Njoku is another name that has been shooting up big boards and he could see himself picked as high as the mid teens after a very successful final year at Miami. He was one of Brad Kaaya's top targets and one of his best friends on the field, which did show in the game tape. Kaaya was constantly looking for his friend whenever he ran into trouble. Njoku is a bit more well rounded as a tight end than Howard is as he looks like he is a better blocker at the point of attack. Njoku just looks like he is more physical than Howard is at this point in his game. He is going to break a lot more tackles than Howard with his pure strength and seems to relish in running through would be tacklers. The athleticism this Hurricane displays would get him drafted in the first round alone. He can go up and highpoint the ball and uses his body well to box out defensive backs. The cliche comparison for Njoku is Jordan Reed from the Redskins, but truth be told it fits. He flies all over the field and has a knack for creating big plays. It will be interesting to see how he fares in the NFL with a quarterback that can hit him in stride and allow him to take it to the house. 16.7 yards per catch is un freakin' real. It seemed, and ended up being true, that every one of his catches were for over twenty yards. The best part of Njoku is how he raw he still is. The ceiling is so unknown for him and his game still has more room to grow. He will be drafted very early, the question is how early?

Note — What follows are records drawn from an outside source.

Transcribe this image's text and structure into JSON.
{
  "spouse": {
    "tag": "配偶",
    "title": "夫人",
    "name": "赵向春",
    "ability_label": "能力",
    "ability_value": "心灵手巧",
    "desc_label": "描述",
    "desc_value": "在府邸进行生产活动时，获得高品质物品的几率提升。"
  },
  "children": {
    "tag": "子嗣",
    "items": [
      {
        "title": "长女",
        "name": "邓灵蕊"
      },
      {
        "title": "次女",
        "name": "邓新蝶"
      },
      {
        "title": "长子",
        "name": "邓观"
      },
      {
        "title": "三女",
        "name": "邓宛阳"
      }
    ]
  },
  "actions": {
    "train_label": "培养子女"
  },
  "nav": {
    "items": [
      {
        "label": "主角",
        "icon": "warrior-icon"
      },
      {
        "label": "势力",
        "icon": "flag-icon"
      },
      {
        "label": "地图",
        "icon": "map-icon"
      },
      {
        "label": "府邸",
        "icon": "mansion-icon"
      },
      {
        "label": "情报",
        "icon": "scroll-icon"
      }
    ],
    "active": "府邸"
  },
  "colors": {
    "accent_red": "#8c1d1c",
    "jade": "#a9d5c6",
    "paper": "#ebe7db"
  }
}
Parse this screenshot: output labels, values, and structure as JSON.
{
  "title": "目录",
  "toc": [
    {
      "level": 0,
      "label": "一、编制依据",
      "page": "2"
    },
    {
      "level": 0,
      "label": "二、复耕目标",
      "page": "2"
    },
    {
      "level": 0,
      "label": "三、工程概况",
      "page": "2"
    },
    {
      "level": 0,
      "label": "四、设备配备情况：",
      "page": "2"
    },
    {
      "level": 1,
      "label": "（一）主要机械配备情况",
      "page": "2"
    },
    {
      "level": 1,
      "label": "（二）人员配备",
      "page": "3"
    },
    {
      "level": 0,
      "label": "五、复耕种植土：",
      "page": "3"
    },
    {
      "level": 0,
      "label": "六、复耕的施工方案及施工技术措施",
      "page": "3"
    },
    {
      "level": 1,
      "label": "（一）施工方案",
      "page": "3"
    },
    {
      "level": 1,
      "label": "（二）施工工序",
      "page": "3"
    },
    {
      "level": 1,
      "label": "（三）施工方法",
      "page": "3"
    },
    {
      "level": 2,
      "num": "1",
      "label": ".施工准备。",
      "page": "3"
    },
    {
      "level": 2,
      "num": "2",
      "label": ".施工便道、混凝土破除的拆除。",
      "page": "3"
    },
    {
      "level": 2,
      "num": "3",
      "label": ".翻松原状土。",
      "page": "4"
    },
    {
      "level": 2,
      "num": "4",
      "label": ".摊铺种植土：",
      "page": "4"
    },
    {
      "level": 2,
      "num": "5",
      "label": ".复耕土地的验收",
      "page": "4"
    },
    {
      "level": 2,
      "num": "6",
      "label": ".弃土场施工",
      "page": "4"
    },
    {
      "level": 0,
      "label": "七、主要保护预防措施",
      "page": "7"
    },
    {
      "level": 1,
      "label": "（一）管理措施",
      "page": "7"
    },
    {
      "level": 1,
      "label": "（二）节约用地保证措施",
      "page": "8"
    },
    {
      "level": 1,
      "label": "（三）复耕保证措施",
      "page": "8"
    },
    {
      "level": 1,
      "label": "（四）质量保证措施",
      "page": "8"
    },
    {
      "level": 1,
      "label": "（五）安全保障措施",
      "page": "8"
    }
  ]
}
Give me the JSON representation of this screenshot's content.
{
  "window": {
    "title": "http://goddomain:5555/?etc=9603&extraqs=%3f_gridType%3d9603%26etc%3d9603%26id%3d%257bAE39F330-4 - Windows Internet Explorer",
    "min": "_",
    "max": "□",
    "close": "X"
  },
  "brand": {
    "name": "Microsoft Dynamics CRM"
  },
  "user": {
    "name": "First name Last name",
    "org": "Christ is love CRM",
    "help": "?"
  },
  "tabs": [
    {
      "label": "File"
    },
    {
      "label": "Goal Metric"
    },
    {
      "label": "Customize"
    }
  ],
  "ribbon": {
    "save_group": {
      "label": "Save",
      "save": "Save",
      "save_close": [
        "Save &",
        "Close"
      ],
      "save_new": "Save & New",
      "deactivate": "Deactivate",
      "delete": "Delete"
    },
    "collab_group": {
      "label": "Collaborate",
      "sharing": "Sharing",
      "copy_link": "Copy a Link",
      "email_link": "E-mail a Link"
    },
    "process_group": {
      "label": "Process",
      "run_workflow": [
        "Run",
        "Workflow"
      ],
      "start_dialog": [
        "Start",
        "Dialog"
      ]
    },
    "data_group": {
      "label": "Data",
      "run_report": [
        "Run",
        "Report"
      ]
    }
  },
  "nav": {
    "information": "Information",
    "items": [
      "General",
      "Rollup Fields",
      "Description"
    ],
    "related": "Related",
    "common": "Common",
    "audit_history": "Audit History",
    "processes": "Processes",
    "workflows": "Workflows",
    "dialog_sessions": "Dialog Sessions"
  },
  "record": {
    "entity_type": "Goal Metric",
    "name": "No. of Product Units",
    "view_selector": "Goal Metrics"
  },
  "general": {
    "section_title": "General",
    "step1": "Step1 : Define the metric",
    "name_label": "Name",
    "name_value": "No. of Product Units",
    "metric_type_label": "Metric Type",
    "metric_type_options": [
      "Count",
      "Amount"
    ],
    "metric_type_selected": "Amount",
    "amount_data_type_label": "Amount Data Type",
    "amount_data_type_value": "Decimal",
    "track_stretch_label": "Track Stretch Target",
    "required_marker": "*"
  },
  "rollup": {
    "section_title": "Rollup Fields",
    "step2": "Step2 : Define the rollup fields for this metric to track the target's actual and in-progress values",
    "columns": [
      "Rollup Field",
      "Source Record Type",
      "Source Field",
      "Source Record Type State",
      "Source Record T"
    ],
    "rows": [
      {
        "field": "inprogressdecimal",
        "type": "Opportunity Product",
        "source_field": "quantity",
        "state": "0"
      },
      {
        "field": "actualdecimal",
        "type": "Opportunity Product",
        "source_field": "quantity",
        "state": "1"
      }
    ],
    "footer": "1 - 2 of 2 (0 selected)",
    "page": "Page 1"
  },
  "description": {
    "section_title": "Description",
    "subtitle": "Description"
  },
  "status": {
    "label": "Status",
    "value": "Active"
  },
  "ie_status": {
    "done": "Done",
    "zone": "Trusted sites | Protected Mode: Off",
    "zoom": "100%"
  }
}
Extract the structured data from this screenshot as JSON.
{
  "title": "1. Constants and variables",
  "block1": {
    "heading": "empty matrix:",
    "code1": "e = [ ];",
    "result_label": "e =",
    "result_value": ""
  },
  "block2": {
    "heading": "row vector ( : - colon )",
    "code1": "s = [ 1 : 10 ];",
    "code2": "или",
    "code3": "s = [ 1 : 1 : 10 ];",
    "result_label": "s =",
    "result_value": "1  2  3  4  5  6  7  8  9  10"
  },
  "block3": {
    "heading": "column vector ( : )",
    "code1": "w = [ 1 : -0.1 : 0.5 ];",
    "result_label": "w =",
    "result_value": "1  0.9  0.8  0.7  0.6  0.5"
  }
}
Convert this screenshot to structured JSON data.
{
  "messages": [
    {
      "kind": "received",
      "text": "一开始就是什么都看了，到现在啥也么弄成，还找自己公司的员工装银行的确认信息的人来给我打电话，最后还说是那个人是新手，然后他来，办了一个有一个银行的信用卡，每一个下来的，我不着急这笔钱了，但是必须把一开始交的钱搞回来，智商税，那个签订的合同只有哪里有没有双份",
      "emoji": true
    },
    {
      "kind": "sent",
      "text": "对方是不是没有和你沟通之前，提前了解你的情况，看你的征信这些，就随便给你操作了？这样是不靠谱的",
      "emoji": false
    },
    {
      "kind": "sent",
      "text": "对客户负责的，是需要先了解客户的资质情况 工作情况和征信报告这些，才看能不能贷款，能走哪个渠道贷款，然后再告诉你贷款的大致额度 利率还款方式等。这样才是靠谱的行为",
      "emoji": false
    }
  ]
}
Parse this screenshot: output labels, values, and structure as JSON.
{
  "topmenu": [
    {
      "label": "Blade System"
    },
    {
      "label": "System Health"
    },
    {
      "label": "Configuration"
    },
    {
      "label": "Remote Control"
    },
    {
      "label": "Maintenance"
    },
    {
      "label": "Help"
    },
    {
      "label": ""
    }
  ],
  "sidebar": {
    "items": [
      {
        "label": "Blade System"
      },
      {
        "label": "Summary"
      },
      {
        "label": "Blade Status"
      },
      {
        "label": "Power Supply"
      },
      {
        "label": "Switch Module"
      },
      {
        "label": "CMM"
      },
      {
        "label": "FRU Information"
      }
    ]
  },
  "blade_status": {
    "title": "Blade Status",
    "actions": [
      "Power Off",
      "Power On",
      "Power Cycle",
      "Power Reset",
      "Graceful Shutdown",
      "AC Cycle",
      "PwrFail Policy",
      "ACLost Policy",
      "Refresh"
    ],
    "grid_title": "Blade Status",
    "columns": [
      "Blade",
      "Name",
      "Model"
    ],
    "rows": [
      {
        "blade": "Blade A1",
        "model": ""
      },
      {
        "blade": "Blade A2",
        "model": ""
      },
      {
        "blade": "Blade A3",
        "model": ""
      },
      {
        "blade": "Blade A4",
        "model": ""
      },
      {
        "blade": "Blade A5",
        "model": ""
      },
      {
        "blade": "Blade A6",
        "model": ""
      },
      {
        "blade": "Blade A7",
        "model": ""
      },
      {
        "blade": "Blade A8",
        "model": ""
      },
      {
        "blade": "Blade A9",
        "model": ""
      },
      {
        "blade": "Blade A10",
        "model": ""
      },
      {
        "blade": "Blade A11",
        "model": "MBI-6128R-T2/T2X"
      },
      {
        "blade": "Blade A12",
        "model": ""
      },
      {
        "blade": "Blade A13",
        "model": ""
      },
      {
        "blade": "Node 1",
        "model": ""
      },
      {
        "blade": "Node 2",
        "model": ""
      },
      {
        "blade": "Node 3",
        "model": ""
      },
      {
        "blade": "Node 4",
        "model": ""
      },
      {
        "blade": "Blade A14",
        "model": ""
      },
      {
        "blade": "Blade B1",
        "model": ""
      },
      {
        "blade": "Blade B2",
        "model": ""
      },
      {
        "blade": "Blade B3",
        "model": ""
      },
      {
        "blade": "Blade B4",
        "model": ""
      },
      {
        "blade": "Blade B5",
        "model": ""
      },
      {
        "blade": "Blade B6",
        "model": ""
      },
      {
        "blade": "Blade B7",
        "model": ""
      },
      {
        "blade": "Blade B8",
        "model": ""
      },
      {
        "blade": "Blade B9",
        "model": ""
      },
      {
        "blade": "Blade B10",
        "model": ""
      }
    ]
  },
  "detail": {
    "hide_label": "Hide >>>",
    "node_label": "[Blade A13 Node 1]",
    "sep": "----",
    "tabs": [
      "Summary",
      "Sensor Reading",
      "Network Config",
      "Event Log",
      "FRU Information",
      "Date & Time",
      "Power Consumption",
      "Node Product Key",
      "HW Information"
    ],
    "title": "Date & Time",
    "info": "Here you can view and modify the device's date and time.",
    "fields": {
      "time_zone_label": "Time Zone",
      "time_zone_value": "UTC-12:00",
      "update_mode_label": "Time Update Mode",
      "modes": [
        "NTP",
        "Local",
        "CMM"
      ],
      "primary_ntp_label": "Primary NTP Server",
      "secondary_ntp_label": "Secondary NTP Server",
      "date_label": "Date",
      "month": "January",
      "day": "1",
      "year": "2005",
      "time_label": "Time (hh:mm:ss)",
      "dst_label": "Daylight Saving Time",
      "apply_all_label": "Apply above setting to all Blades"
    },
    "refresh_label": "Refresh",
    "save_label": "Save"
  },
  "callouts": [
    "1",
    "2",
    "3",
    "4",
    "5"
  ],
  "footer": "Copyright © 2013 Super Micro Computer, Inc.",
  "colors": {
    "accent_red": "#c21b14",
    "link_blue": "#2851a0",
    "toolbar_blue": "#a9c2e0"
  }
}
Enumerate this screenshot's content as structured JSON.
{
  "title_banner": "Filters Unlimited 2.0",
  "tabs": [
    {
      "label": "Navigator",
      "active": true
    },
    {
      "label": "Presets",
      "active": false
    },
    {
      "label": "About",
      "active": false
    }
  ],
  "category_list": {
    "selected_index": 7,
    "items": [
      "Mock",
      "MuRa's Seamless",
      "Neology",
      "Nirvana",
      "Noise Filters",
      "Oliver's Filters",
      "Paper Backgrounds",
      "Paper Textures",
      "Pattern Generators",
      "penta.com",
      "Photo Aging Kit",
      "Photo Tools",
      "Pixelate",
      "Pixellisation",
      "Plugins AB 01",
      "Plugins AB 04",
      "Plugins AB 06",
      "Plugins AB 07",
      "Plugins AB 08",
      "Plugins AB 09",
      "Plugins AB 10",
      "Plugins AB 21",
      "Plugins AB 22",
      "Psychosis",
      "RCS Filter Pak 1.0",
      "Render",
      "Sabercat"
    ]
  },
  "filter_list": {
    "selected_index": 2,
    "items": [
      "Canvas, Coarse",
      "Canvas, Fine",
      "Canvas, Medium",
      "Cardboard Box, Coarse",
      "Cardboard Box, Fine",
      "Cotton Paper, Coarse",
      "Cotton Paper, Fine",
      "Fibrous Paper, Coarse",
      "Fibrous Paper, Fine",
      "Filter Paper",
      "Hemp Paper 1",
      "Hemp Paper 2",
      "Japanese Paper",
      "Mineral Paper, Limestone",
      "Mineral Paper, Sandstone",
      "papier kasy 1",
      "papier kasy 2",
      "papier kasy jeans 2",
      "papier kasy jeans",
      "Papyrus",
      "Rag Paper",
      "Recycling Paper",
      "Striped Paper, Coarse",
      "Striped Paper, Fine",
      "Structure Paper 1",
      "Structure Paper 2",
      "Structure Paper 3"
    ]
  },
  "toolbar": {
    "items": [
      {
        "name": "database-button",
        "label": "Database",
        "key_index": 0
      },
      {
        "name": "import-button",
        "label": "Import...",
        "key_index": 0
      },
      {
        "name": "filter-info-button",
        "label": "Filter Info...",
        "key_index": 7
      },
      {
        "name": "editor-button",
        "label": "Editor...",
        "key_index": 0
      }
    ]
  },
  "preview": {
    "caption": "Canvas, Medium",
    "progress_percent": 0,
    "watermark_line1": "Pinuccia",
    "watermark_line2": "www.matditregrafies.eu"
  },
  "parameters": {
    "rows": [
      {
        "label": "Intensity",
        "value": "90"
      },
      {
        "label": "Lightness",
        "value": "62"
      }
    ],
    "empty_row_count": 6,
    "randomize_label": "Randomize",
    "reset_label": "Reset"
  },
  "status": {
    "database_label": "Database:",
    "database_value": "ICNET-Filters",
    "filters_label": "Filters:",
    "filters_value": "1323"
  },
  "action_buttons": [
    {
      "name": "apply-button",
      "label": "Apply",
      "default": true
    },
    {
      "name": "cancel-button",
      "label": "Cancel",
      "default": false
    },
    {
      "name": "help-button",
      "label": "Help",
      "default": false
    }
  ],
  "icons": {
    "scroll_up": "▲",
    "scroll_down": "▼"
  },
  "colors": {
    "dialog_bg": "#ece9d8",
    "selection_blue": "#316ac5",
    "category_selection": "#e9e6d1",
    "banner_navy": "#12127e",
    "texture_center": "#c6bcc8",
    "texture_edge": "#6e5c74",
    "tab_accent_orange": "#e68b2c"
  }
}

Number to Know - 11.2: Number of yards AFTER the catch that Njoku had.
3) Evan Engram, Ole Miss Rebels
Career Stats: 162 Receptions, 2320 Yards, 14.3 YPC, 15 TDs
Height: 6'3 Weight: 234
40 Yard Dash: 4.42 Seconds
Vertical: 36 Inches
Bench Press: 19 Reps
The trend the NFL is moving towards is the smaller, faster tight end position. Clearly athleticism is becoming a more and more natural thing in kids these days and Evan Engram embodies that. Standing at 6'3 and weighing in at 234 pounds, Engram plays like a bigger wide receiver than a tight end. But don't call him a wide receiver. Sure he would not play much on the line alongside offensive tackles, because he would get destroyed by defensive ends, but he can definitely come in and chip and contribute when needed. Engram is a pass catching tight end and he is a mismatch nightmare. Most defensive backs are too small to cover him, especially with that 36 inch vertical leaping ability, and linebackers won't be able to keep up with him. His 4.42 forty yard second dash proved what was on tape, Engram is freaky fast. If OJ Howard is Greg Olsen and David Njoku is Jordan Reed, who does Engram most emulate? The answer is Jordan Reed. Engram and Njoku are very similar players. The athleticism and rawness is very apparent but Engram could be on another level. While always being productive and finding ways to get on the field, he seemed to find another level his senior year. Engram is following that new trend of tight ends but is creating another level of mismatch nightmares for defensive coordinators.
Number to Know - 4.42: Engram's forty time was the top forty yard dash for all tight ends at the 2016 NFL Combine.